• _Task details_:
Search the records below for "label"; copy each line that has it.
(Records provided)
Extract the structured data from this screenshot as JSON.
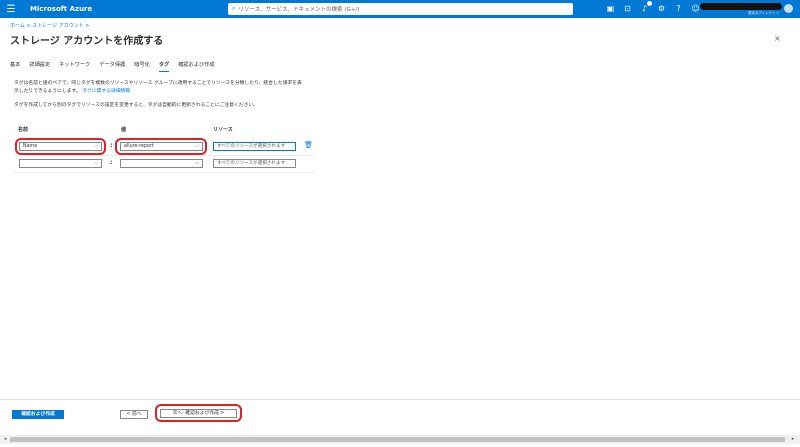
{
  "topbar": {
    "brand": "Microsoft Azure",
    "search_placeholder": "リソース、サービス、ドキュメントの検索 (G+/)",
    "account_sub": "既定のディレクトリ"
  },
  "breadcrumb": "ホーム > ストレージ アカウント >",
  "page_title": "ストレージ アカウントを作成する",
  "more_glyph": "···",
  "close_glyph": "×",
  "tabs": [
    {
      "label": "基本"
    },
    {
      "label": "詳細設定"
    },
    {
      "label": "ネットワーク"
    },
    {
      "label": "データ保護"
    },
    {
      "label": "暗号化"
    },
    {
      "label": "タグ",
      "active": true
    },
    {
      "label": "確認および作成"
    }
  ],
  "description": {
    "text": "タグは名前と値のペアで、同じタグを複数のリソースやリソース グループに適用することでリソースを分類したり、統合した請求を表示したりできるようにします。",
    "link": "タグに関する詳細情報",
    "note": "タグを作成してから別のタグでリソースの設定を変更すると、タグは自動的に更新されることにご注意ください。"
  },
  "columns": {
    "name": "名前",
    "value": "値",
    "resource": "リソース"
  },
  "rows": [
    {
      "name": "Name",
      "value": "allure-report",
      "resource": "すべてのリソースが選択されます"
    },
    {
      "name": "",
      "value": "",
      "resource": "すべてのリソースが選択されます"
    }
  ],
  "colon": ":",
  "footer": {
    "review_create": "確認および作成",
    "prev": "< 前へ",
    "next": "次へ: 確認および作成 >"
  },
  "colors": {
    "accent": "#0078d4",
    "highlight": "#d9222a"
  }
}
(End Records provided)
• _Exercise result_:
      "label": "基本"
      "label": "詳細設定"
      "label": "ネットワーク"
      "label": "データ保護"
      "label": "暗号化"
      "label": "タグ",
      "label": "確認および作成"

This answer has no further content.